It may be true that the turbines kill birds. This may be a necessary evil. By shutting them down, how much damage will be done by burning the extra fossil fuels necessary to make up for this lost energy? How long will such court battles delay the expansion of wind power we need to reduce C02 emissions? This is not academic. It is a critical time for wind power, which is now the fastest growing energy source in the world. Where large infrastructure investment is concerned, such challenges could have a chilling effect. Would this group prefer that industry pursue more nuclear power or burn more coal instead?
In reality, this group is engaging in species-ism. That is, they are promoting the so-called interests of non-human species over human.
[I say so-called, because I’m not so sure that, in an evolutionary sense, it is a good thing to remove an external threat from a species. After all, that kind of pressure can lead to an improvement over time (i.e. the birds that don’t run into windmills produce offspring who may have traits that help them avoid windmills).]
Whether or not that’s a good scientific argument, the fact remains that we have an obligation to make life better for humans first, and protect other species second. Of course it’s true that protecting biodiversity is vital to preserving natural capital, which ultimately is vital for humanity. But climate change seems a far greater threat (several orders of magnitude) to both humans and non-humans, than a few bird kills in a limited area.

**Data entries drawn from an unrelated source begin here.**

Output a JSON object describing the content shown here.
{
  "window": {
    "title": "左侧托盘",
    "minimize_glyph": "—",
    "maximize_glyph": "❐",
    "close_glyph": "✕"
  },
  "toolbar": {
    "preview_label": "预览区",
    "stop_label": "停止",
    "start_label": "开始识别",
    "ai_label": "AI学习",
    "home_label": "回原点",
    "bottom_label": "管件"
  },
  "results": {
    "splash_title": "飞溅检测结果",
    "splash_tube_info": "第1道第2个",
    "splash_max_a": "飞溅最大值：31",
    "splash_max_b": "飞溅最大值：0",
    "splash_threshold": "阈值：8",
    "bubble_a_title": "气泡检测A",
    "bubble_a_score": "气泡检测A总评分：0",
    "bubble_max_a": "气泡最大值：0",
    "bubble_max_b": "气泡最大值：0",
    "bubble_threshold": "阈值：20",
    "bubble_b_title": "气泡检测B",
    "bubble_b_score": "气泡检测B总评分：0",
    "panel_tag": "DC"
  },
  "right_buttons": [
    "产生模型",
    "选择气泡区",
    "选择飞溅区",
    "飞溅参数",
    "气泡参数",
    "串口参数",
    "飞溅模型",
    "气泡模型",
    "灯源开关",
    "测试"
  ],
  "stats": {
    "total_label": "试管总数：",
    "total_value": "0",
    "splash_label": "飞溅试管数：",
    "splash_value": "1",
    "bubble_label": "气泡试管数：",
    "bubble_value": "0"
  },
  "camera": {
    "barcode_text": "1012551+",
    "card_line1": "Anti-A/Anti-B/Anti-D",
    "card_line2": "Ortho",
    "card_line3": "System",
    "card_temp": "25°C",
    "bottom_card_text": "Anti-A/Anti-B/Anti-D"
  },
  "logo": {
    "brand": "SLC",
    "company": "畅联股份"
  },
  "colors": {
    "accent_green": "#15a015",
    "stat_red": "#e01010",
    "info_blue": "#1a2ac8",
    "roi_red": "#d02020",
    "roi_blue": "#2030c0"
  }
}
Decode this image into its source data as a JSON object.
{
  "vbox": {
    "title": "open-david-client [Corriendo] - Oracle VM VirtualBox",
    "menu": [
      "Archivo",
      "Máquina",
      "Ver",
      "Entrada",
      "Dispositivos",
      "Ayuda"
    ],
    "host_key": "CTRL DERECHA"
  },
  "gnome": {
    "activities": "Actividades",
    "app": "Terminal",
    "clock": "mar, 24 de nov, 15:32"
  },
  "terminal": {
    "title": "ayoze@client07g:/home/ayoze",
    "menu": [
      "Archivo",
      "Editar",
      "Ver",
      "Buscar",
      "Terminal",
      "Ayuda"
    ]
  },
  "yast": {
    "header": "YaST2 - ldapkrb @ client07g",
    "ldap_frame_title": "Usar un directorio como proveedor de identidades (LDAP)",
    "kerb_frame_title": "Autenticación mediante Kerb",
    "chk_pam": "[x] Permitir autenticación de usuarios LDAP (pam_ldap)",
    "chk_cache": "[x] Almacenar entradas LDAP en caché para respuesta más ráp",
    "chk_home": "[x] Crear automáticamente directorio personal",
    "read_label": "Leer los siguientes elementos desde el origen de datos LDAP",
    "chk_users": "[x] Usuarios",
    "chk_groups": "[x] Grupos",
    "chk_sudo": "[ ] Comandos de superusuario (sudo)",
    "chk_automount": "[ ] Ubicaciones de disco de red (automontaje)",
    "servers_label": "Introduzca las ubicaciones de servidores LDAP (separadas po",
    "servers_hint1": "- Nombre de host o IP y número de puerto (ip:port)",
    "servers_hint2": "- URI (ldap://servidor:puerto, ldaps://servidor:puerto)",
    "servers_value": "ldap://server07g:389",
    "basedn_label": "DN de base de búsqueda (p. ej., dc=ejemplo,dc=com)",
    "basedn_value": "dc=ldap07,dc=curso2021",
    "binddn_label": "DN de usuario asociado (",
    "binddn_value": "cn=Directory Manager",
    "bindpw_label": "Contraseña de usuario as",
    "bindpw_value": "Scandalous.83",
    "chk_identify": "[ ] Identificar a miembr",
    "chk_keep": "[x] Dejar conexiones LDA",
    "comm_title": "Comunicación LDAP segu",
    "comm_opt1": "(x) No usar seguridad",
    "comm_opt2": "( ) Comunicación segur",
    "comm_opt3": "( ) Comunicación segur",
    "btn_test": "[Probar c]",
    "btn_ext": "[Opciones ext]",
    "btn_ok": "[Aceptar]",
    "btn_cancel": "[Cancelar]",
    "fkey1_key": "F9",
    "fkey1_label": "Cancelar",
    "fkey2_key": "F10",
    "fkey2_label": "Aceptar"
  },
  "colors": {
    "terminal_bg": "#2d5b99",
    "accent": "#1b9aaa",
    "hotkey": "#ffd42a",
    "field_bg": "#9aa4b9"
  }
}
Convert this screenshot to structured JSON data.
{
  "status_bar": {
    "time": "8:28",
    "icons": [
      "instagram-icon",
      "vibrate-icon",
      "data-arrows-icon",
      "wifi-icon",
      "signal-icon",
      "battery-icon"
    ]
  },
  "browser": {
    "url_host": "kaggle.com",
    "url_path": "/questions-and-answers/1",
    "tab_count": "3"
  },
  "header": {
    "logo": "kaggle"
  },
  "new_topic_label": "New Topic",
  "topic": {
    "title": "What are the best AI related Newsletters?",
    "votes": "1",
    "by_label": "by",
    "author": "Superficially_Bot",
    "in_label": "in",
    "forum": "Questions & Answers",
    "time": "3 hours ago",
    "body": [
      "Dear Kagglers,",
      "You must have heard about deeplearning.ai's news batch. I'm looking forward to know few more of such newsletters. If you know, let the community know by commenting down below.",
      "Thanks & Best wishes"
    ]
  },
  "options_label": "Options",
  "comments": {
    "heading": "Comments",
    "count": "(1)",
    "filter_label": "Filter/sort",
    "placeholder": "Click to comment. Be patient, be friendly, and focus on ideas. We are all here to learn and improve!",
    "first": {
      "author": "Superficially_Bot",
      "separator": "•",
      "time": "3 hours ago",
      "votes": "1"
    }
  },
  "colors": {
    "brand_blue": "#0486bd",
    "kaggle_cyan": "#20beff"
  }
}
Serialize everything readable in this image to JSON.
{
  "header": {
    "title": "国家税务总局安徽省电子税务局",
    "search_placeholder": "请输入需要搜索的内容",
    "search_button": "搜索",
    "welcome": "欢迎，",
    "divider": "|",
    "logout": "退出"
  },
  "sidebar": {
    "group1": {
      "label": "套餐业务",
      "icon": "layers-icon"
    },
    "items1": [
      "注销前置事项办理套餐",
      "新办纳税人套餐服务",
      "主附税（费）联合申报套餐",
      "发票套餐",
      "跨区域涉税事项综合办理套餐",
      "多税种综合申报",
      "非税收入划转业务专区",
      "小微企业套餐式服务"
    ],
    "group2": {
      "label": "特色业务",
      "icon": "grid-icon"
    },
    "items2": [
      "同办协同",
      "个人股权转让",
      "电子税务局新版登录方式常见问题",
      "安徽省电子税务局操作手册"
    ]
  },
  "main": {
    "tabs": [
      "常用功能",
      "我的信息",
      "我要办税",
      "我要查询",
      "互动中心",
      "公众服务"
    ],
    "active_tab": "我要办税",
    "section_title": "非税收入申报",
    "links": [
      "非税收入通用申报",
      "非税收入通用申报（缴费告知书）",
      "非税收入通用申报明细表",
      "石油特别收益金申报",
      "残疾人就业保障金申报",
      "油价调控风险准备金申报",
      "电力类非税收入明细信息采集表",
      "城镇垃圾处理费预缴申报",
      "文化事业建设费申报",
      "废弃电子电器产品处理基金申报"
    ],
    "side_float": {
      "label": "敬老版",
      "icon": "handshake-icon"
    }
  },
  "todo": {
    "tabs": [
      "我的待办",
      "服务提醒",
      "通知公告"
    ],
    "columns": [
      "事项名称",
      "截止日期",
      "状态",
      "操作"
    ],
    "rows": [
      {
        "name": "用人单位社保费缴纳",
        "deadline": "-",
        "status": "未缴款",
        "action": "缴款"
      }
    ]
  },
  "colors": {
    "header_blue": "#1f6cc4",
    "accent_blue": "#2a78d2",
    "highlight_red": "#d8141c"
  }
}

This group seems to have its political act together. They have done their homework and cost-benefit analysis. Their main problem is that they are seeking to protect the interests of a few wealthy landowners, while attempting to derail a project that could become a worldwide showcase for renewable energy.
It’s way beyond the scope of this journal to comment on each of their objections. But here are a few glaring examples:
- They claim the offshore wind farm is unneeded because there is a surplus of power. [Well of course there is, but it’s burning fossil fuels, an unsustainable practice.]
- They claim it will cost billions in decreased property values, lost tourist and property tax revenue. [Oh, so no one will want to vacation on Nantucket or Martha’s Vineyard anymore because of some towers? How would you go about proving this?]
- They claim that it would "present significant obstacles to fishing, navigation and wildlife in all types of weather." [It is hard to see how 130 turbines in 24 square miles would have this effect. It seems rather likely that fish and fishermen would quickly adapt to the new seascape.]
- They correctly point out that the project will do nothing to reduce U.S. oil dependency. [Well of course it won’t since oil is used primarily as a transportation fuel. But it will reduce greenhouse-gas emissions, arguably a more important goal.]
These are largely economic arguments, which are specious because they ignore the huge subsidies fossil-fuels enjoy. They are relying on the endless continuation of the "out of sight, out of mind" convenience of fossil-fuels, to allow them to avoid the "nuisance" of a little hardware on the horizon. To sum up, we need to keep our eyes on the big picture of global warming and fossil-fuel depletion, and we should not allow dumb environmentalism to get in the way of the global energy transition.